  • Even without evidence of dishonesty, HMRC is able to prosecute individuals and companies for the offence of making a statement (or submitting a document) which is "untrue in any material particular", where such a statement is made (or document submitted), "knowingly or recklessly". It may therefore conceivably be the case that those who recklessly make untrue statements to HMRC, in pursuance of a claim on the Scheme, find themselves at risk of prosecution;
  • Over the past decade, successive governments have afforded HMRC ever-greater resources to address tax evasion. The Chancellor has indicated in the 2020 Budget that the UK government will be investing 280 million across 2020-2021 to improve HMRC's tax compliance capabilities, and will seek to employ 1,300 more staff at HMRC. This is in addition to the approximately 4,500 staff currently employed at HMRC's Fraud Investigation Services unit, which is responsible for investigating and prosecuting tax fraud with the assistance of the Risk and Intelligence Service unit;
  • HMRC has at its disposal a vast array of criminal powers, including the ability to issue Production Orders, apply to Court for warrants and conduct searches ("dawn raids") and make arrests.

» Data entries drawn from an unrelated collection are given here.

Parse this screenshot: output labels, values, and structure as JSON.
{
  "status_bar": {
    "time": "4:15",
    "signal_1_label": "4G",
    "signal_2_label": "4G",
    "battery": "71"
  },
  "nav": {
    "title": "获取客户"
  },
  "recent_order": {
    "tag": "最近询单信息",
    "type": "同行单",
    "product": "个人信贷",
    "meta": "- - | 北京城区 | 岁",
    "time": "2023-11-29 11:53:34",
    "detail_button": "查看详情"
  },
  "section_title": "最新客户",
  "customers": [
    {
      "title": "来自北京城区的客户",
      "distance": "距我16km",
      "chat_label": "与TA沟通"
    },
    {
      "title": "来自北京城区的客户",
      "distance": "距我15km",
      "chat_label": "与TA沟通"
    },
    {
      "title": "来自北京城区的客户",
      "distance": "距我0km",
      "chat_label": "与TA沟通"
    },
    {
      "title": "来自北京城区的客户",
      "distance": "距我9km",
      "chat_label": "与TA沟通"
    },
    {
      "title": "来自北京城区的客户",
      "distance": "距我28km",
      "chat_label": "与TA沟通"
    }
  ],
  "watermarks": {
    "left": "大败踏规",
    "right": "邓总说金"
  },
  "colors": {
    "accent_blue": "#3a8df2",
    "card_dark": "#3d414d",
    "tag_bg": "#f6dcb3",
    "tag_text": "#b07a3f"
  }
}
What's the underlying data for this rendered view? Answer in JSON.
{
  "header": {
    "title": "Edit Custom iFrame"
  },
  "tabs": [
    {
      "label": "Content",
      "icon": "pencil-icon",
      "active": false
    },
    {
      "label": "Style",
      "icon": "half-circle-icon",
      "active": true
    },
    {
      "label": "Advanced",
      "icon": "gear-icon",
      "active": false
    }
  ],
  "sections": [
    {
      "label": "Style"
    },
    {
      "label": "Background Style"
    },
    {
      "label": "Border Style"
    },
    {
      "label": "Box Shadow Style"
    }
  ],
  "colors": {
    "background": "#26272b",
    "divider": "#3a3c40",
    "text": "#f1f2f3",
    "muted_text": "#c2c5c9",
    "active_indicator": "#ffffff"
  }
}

Not only are these powers available to HMRC, it has vast experience in utilising them. Information obtained from HMRC through Freedom of Information requests show that HMRC conducted 495 dawn raids across the 2018 2019 tax year. Additionally, HMRC's investigative capacity is such that the Financial Conduct Authority ("FCA") recently (as of 1 May 2020) entered into a Collaboration Agreement with HMRC, to provide single point of contact services under section 79(3) of the Investigatory Powers Act 2016; and
  • HMRC is an effective investigator and has been very successful as a prosecutor. In 2018/19 HMRC prosecuted 749 individuals, securing 648 convictions, representing a 86.5% conviction rate. Remarkably, this can be considered "low" in the history of HMRC prosecutions previous conviction rates include 90.9% (2017 2018), 90.8% (2016 2017) and 91.7% (2015 2016).


HMRC has a range of powers which it is able to deploy to detect and take action against Scheme fraud, the demonstrated ability to prosecute tax offences successfully and the budget with which to do so. Whilst the most sophisticated, organised and high-value frauds will be very likely to be the subject of criminal investigation, more difficult decisions will have to be made in what might be termed "marginal cases", for example, where companies have recklessly (as opposed to dishonestly) exaggerated claims on the Scheme, or where the exercise of judgment in pursuit of claims on the Scheme by administrators has proven erroneous. In such cases, early proactive and effective representations to HMRC may make the difference between a civil resolution (for example, a penalty under the new legislative provisions) and criminal prosecution.